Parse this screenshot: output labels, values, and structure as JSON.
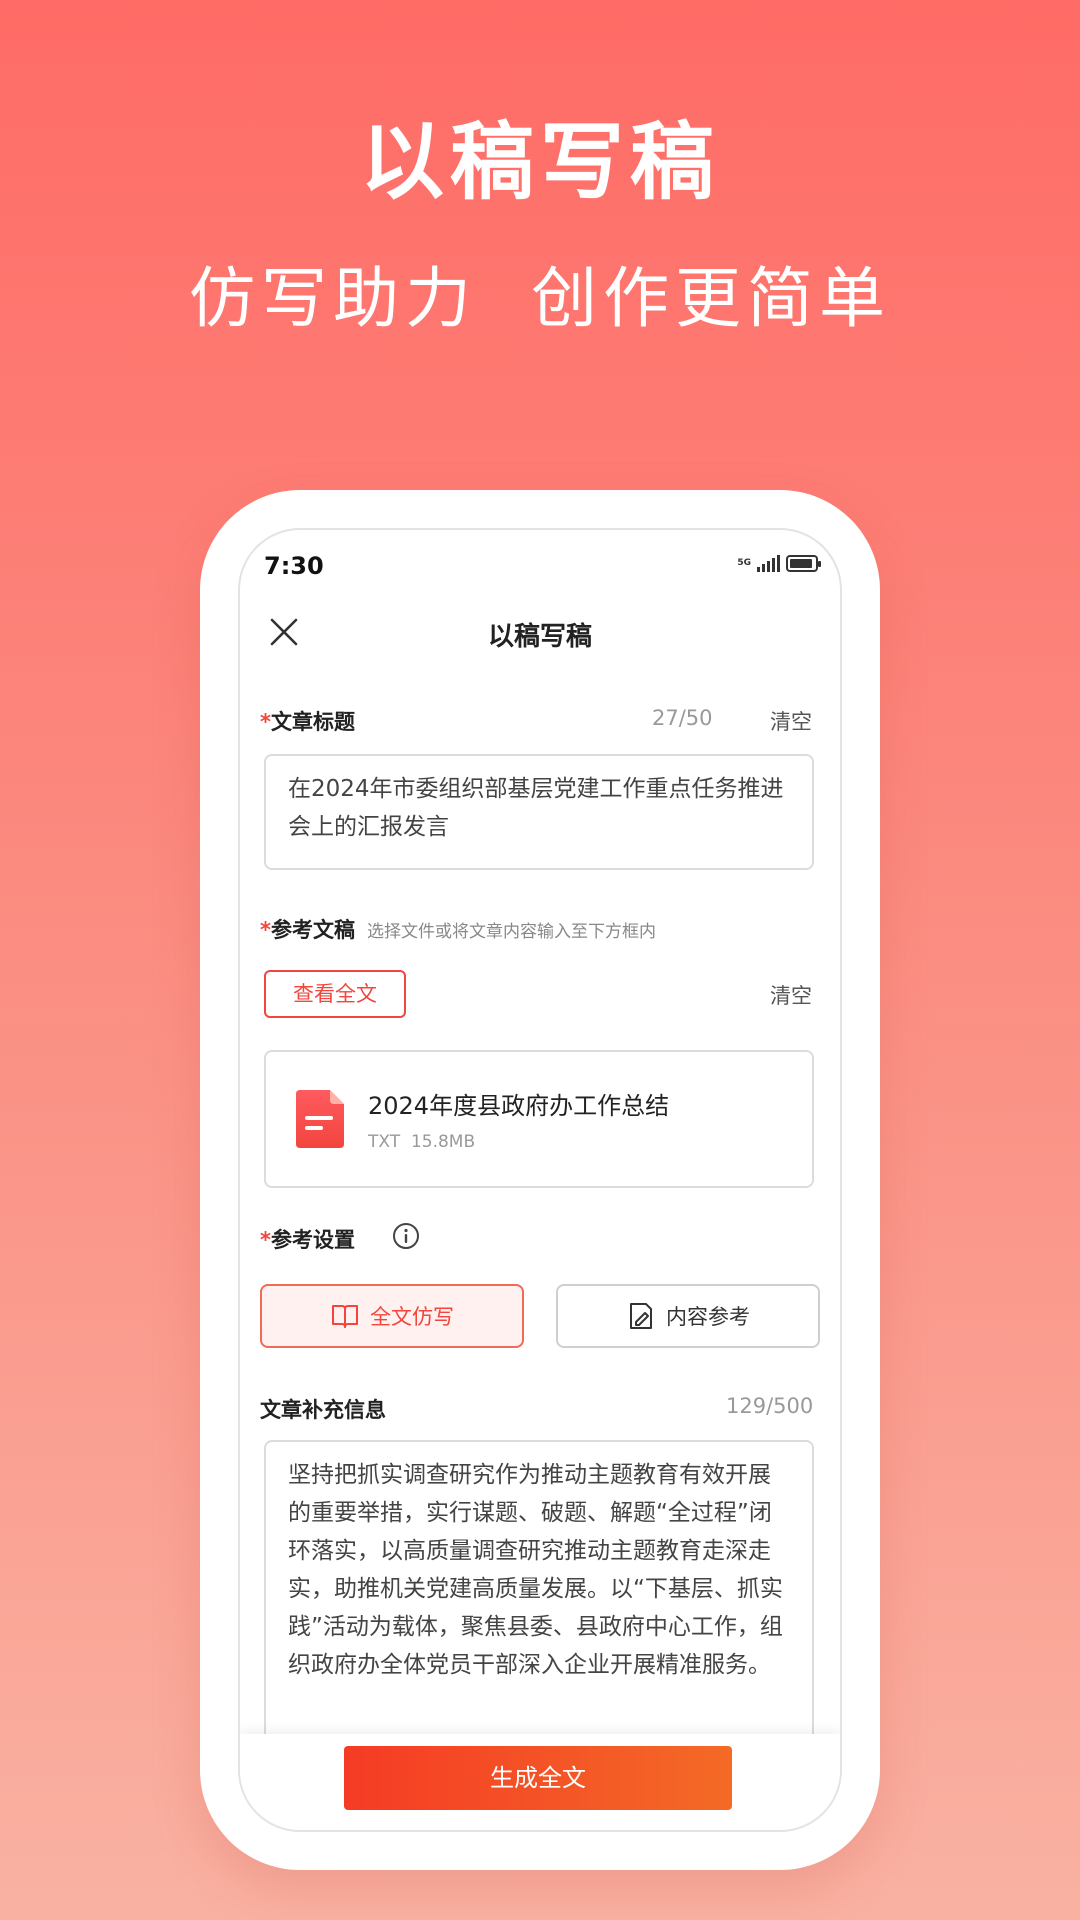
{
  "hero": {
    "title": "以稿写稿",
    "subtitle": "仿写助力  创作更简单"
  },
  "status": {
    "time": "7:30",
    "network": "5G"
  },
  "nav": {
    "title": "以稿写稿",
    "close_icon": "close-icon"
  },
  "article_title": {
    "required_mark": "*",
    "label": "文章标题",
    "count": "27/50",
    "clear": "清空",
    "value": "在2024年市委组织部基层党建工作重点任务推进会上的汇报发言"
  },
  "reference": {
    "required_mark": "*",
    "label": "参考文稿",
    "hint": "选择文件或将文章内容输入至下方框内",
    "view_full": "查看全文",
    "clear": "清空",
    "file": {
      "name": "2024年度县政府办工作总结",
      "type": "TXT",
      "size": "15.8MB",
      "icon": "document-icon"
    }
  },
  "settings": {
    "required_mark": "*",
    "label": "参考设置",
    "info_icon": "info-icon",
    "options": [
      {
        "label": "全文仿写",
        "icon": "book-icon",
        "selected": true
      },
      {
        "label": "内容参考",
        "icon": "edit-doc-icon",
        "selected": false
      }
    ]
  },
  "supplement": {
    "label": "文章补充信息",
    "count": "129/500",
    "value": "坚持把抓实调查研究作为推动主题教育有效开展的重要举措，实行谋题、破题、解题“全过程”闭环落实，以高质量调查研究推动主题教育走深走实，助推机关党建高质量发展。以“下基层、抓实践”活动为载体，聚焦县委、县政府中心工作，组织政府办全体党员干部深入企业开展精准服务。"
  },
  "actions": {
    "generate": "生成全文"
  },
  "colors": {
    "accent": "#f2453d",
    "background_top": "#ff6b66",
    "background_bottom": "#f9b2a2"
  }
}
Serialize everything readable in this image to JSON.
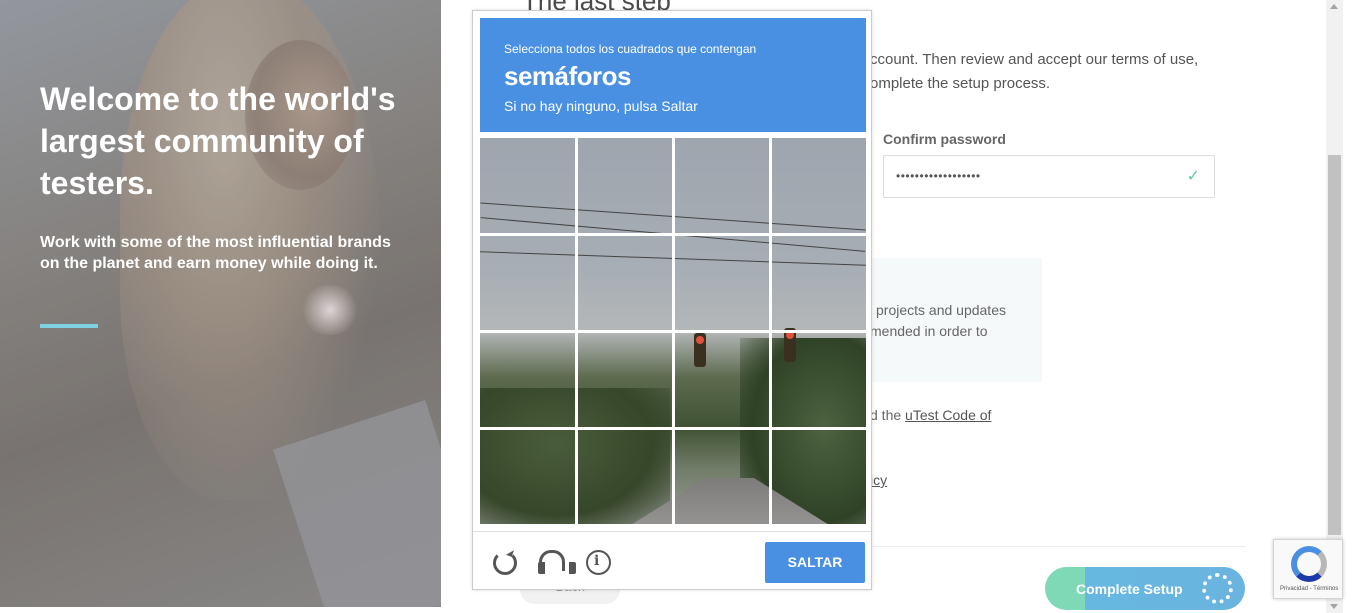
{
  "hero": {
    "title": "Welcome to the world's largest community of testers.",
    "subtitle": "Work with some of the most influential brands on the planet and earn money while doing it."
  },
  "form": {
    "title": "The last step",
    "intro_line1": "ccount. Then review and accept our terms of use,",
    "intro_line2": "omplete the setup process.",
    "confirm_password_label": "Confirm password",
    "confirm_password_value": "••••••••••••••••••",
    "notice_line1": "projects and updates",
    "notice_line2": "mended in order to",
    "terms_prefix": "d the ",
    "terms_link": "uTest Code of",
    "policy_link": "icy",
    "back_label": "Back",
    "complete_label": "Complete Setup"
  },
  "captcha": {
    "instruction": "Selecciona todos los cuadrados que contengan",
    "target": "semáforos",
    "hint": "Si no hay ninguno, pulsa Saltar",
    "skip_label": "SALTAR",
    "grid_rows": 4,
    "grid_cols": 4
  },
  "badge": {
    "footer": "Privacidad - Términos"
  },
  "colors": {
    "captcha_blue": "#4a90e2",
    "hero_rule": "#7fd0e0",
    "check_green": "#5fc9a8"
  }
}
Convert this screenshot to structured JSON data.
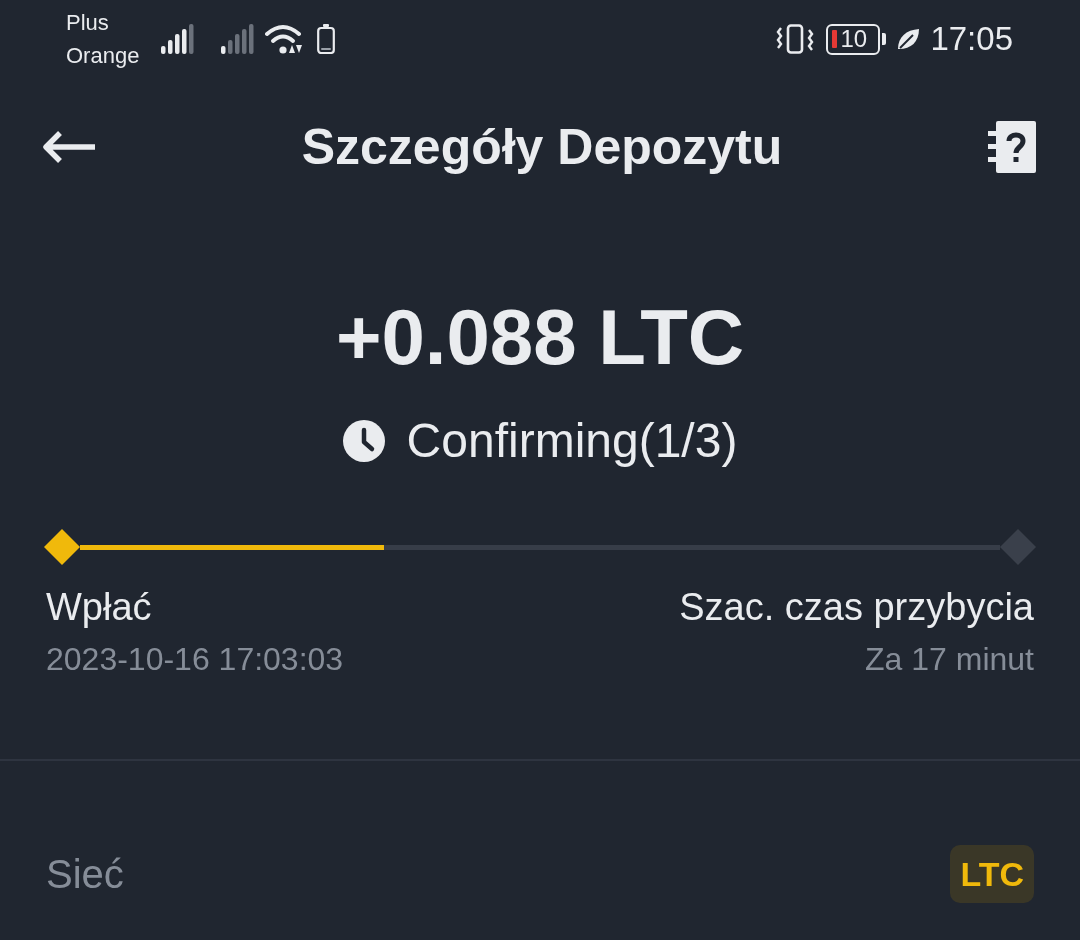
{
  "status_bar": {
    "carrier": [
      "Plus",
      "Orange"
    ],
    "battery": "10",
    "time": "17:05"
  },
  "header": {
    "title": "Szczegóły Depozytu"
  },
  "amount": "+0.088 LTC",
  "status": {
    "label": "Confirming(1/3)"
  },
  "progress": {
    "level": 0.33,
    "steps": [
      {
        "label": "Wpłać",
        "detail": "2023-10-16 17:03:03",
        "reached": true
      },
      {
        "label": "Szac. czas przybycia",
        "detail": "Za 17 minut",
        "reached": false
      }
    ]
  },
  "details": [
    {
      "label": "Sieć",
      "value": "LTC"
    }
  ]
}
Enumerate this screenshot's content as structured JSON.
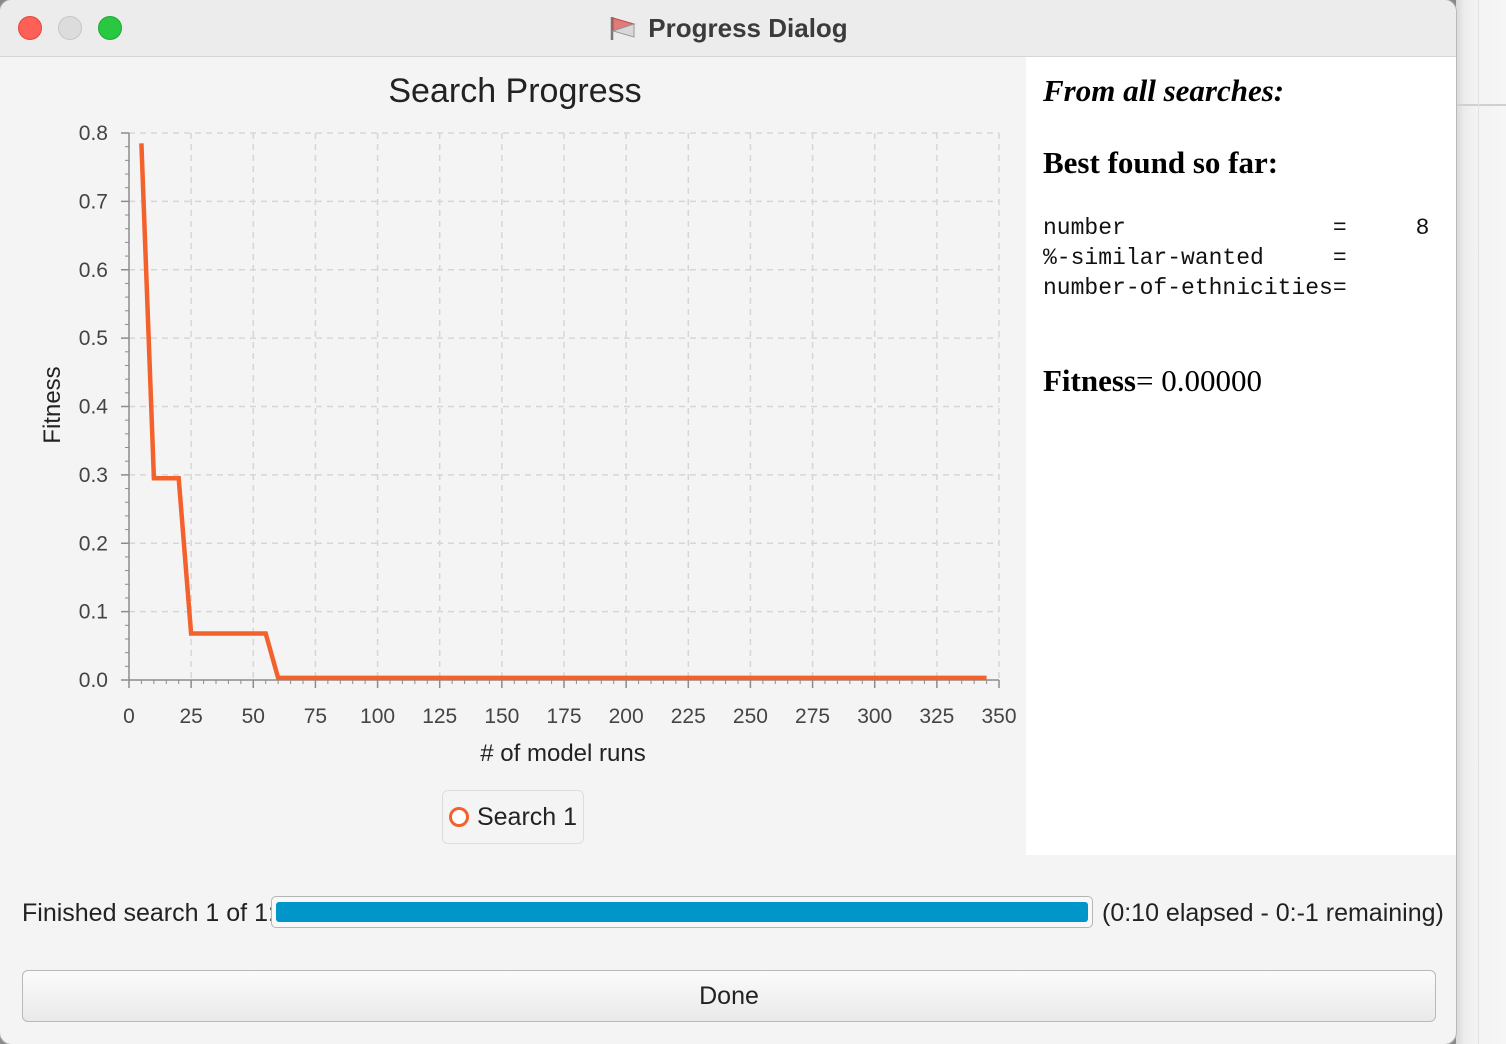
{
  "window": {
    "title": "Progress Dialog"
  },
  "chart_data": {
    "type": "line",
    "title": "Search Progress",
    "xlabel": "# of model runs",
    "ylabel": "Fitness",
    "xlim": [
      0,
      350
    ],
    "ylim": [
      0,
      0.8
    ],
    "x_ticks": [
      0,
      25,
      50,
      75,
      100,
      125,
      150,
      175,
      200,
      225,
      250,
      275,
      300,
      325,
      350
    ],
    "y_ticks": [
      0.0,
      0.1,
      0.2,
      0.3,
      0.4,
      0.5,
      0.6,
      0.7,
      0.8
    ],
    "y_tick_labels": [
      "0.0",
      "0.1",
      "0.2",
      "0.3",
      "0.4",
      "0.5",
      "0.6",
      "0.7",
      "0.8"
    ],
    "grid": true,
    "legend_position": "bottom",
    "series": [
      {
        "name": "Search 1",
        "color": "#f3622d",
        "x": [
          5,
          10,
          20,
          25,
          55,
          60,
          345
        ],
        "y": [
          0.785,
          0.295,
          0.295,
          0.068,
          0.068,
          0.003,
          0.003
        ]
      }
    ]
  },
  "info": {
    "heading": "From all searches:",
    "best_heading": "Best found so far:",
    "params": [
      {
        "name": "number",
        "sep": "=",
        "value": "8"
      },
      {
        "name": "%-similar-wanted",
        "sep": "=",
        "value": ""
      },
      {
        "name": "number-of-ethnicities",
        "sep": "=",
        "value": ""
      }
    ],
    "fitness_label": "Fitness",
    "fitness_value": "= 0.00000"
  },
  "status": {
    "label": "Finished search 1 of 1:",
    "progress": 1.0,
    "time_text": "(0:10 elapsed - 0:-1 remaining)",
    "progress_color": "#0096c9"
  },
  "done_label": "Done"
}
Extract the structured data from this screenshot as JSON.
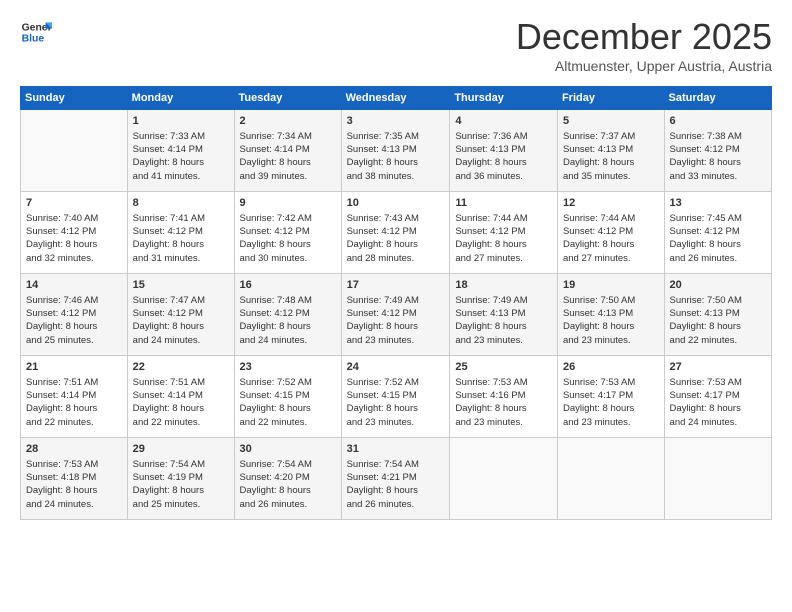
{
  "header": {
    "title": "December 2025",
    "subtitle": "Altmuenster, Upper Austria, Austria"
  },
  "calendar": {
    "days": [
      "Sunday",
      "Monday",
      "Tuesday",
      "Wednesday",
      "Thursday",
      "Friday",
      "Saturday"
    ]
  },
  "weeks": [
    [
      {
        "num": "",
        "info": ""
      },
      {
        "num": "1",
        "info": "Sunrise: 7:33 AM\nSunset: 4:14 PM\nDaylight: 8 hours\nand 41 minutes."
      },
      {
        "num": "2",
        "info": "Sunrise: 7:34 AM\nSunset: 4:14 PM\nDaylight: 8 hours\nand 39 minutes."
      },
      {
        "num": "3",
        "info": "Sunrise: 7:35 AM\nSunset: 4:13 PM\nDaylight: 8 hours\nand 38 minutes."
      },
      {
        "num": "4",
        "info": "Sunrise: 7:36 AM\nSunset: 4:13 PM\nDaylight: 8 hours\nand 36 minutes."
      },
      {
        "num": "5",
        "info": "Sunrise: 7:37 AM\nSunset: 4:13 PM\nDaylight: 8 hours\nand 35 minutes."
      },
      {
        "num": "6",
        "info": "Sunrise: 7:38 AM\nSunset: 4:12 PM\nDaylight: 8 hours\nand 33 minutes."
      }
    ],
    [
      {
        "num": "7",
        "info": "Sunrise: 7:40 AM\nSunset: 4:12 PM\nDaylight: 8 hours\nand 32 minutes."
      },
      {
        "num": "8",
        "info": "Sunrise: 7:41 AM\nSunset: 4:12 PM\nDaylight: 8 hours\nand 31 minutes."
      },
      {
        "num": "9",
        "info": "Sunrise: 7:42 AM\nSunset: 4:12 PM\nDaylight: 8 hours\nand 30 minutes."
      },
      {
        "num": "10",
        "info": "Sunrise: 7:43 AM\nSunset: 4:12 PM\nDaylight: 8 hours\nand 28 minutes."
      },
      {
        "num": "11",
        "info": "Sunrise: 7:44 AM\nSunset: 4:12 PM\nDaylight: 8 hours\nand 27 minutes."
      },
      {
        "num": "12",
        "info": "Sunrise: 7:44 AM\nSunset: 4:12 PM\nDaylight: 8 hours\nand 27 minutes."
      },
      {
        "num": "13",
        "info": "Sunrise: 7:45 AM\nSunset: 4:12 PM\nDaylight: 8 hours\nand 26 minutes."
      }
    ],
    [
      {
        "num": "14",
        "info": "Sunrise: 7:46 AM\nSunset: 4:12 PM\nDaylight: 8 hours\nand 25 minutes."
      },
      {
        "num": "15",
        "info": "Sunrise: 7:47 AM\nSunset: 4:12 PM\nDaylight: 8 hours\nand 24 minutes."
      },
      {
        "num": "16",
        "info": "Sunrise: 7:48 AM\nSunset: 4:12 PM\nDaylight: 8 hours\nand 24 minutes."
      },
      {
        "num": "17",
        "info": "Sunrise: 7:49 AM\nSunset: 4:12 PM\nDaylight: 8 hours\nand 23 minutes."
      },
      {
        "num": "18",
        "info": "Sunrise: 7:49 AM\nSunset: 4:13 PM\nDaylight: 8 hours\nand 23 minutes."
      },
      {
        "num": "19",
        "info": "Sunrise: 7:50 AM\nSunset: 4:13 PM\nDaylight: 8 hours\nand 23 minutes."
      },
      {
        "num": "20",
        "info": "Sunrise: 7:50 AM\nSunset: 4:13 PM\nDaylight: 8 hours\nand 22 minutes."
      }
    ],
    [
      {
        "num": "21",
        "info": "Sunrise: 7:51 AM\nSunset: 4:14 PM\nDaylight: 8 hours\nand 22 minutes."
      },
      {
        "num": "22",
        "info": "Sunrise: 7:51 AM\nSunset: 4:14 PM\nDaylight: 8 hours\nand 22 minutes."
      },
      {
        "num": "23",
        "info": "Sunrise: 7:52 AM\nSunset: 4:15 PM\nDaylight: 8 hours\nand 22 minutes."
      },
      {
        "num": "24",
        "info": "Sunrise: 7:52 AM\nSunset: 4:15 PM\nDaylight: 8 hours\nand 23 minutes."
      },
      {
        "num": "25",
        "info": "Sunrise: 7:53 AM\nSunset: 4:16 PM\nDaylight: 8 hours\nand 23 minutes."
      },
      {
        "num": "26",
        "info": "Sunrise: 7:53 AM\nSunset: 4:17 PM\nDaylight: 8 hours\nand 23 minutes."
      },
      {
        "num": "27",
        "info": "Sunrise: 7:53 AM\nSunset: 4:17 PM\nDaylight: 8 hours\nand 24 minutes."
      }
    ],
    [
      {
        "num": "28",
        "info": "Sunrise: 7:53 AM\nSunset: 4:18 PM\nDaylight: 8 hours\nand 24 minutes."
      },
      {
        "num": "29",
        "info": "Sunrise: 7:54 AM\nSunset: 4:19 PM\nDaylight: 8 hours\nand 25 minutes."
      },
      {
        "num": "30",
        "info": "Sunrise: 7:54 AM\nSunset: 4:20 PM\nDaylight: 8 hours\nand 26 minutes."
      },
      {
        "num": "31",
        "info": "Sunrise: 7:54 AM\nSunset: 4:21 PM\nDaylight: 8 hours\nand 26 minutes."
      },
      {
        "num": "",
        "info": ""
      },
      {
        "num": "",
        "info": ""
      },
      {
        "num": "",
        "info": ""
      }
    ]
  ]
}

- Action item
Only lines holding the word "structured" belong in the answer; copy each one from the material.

- Exercise result
Convert this screenshot to structured JSON data.
Enumerate this screenshot's content as structured JSON.
Extract the structured data from this screenshot as JSON.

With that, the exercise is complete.